The film is a study of a man that shuttles between his home in America, his family, friends & congregation – & his self-appointed duties watching over these children overseas & fighting the good fight. The overriding moral of this excessively emotional film is that Childers is doing what he can to help these children, in his own way. He’s brutish, hard & violent. That is the kind of man he is, within his social class in America. (It’s a big country.)
This film is not for the faint of heart.
Monaghan & Shannon (of Boardwalk Empire) each play their roles as Americans within their own worlds, each tied to & relying upon Childers & what support (emotionally & financially) he supplies. They are each excellent & paint very different, personal concerns – than those in Africa.

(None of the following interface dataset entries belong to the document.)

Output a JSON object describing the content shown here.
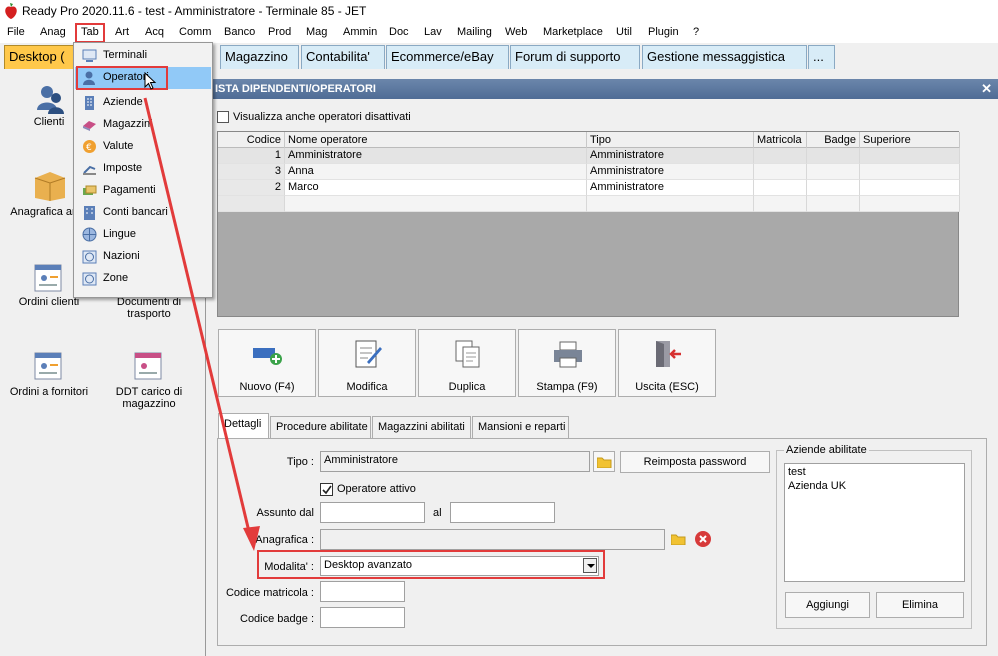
{
  "window": {
    "title": "Ready Pro 2020.11.6 - test - Amministratore - Terminale 85 - JET"
  },
  "menubar": [
    "File",
    "Anag",
    "Tab",
    "Art",
    "Acq",
    "Comm",
    "Banco",
    "Prod",
    "Mag",
    "Ammin",
    "Doc",
    "Lav",
    "Mailing",
    "Web",
    "Marketplace",
    "Util",
    "Plugin",
    "?"
  ],
  "desktop_tabs": [
    "Desktop (",
    "Magazzino",
    "Contabilita'",
    "Ecommerce/eBay",
    "Forum di supporto",
    "Gestione messaggistica",
    "..."
  ],
  "tab_menu": {
    "items": [
      "Terminali",
      "Operatori",
      "Aziende",
      "Magazzini",
      "Valute",
      "Imposte",
      "Pagamenti",
      "Conti bancari",
      "Lingue",
      "Nazioni",
      "Zone"
    ],
    "highlighted": "Operatori"
  },
  "desktop_icons": [
    "Clienti",
    "Anagrafica ar",
    "Ordini clienti",
    "Documenti di trasporto",
    "Ordini a fornitori",
    "DDT carico di magazzino"
  ],
  "dialog": {
    "title": "ISTA DIPENDENTI/OPERATORI",
    "show_disabled_label": "Visualizza anche operatori disattivati",
    "grid": {
      "headers": [
        "Codice",
        "Nome operatore",
        "Tipo",
        "Matricola",
        "Badge",
        "Superiore"
      ],
      "rows": [
        {
          "codice": "1",
          "nome": "Amministratore",
          "tipo": "Amministratore"
        },
        {
          "codice": "3",
          "nome": "Anna",
          "tipo": "Amministratore"
        },
        {
          "codice": "2",
          "nome": "Marco",
          "tipo": "Amministratore"
        }
      ]
    },
    "toolbar": {
      "new": "Nuovo (F4)",
      "edit": "Modifica",
      "duplicate": "Duplica",
      "print": "Stampa (F9)",
      "exit": "Uscita (ESC)"
    },
    "subtabs": [
      "Dettagli",
      "Procedure abilitate",
      "Magazzini abilitati",
      "Mansioni e reparti"
    ],
    "form": {
      "tipo_label": "Tipo :",
      "tipo_value": "Amministratore",
      "reset_password": "Reimposta password",
      "active_label": "Operatore attivo",
      "hired_from_label": "Assunto dal",
      "to_label": "al",
      "anagrafica_label": "Anagrafica :",
      "modalita_label": "Modalita' :",
      "modalita_value": "Desktop avanzato",
      "matricola_label": "Codice matricola :",
      "badge_label": "Codice badge :"
    },
    "companies": {
      "label": "Aziende abilitate",
      "items": [
        "test",
        "Azienda UK"
      ],
      "add": "Aggiungi",
      "remove": "Elimina"
    }
  },
  "colors": {
    "highlight_box": "#e23b3b",
    "active_tab": "#ffc84a",
    "menu_highlight": "#91c9f7"
  }
}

I can’t say that I easily get teary-eyed on cue, but this movie really wrenched a lot out of me. It definitely & successfully presented to the audience the actual scale of numbers, of children involved. One only had to multiply what they saw, a thousandfold. It’s still a big world & there are many corners of it that are filled with horror. I may enjoy my horror & gore films but the horrors of reality are beyond anything that we can imagine, sitting in our armchairs or zipping to our mega marts.
I’m not a crusader by nature & I do not normally sympathize, on an internal level, with things that are beyond my particular world & space. However; once every blue moon I do come across these realities; whether by word of mouth or by stumbling upon them like a fool. I may not be in a position to do something about the inequities in life & the monsters that slaughter families, but I can certainly communicate what I’ve found & pass on what I’ve discovered.
While this film does not necessarily focus on the unseen Kony, he exists in the background. Ever a threat. A real threat.
The film does focus on the children saved & protected & countless others that seem to be waiting behind each bush & hill.
I recommend this film for those strong of heart & who are not too judgmental. The hero is not someone that negotiates for what he’s trying to accomplish & it’s not clear what his actual goal is (now that I think about it).
Look for Sy Savane, who plays an African freedom fighter named Deng. He’s the anchor to all the chaos you’ll be exposed to.
By the way, I suggest a strong coffee to go with this motion picture. That would be best.